What the task asks: Reproduce the records below exactly, with nothing altered.
━━ Data under study
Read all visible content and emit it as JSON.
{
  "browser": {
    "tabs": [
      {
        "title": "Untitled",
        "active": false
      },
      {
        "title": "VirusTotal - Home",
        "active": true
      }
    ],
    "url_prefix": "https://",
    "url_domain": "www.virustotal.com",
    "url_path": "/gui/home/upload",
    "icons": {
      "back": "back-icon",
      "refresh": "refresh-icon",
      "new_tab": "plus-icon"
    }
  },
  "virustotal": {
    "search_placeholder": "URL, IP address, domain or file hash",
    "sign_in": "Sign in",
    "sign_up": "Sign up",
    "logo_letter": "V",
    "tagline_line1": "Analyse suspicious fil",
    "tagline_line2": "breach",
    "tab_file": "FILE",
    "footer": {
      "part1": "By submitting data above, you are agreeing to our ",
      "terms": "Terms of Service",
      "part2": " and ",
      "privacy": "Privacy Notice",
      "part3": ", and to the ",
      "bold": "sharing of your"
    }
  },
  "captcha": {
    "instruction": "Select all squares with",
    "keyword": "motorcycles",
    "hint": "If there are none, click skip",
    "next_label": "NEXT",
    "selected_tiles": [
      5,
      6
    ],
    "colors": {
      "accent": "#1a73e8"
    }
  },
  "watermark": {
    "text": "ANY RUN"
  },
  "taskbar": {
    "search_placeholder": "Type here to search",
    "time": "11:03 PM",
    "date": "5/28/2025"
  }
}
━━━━
Answer area:
Read all visible content and emit it as JSON.
{
  "browser": {
    "tabs": [
      {
        "title": "Untitled",
        "active": false
      },
      {
        "title": "VirusTotal - Home",
        "active": true
      }
    ],
    "url_prefix": "https://",
    "url_domain": "www.virustotal.com",
    "url_path": "/gui/home/upload",
    "icons": {
      "back": "back-icon",
      "refresh": "refresh-icon",
      "new_tab": "plus-icon"
    }
  },
  "virustotal": {
    "search_placeholder": "URL, IP address, domain or file hash",
    "sign_in": "Sign in",
    "sign_up": "Sign up",
    "logo_letter": "V",
    "tagline_line1": "Analyse suspicious fil",
    "tagline_line2": "breach",
    "tab_file": "FILE",
    "footer": {
      "part1": "By submitting data above, you are agreeing to our ",
      "terms": "Terms of Service",
      "part2": " and ",
      "privacy": "Privacy Notice",
      "part3": ", and to the ",
      "bold": "sharing of your"
    }
  },
  "captcha": {
    "instruction": "Select all squares with",
    "keyword": "motorcycles",
    "hint": "If there are none, click skip",
    "next_label": "NEXT",
    "selected_tiles": [
      5,
      6
    ],
    "colors": {
      "accent": "#1a73e8"
    }
  },
  "watermark": {
    "text": "ANY RUN"
  },
  "taskbar": {
    "search_placeholder": "Type here to search",
    "time": "11:03 PM",
    "date": "5/28/2025"
  }
}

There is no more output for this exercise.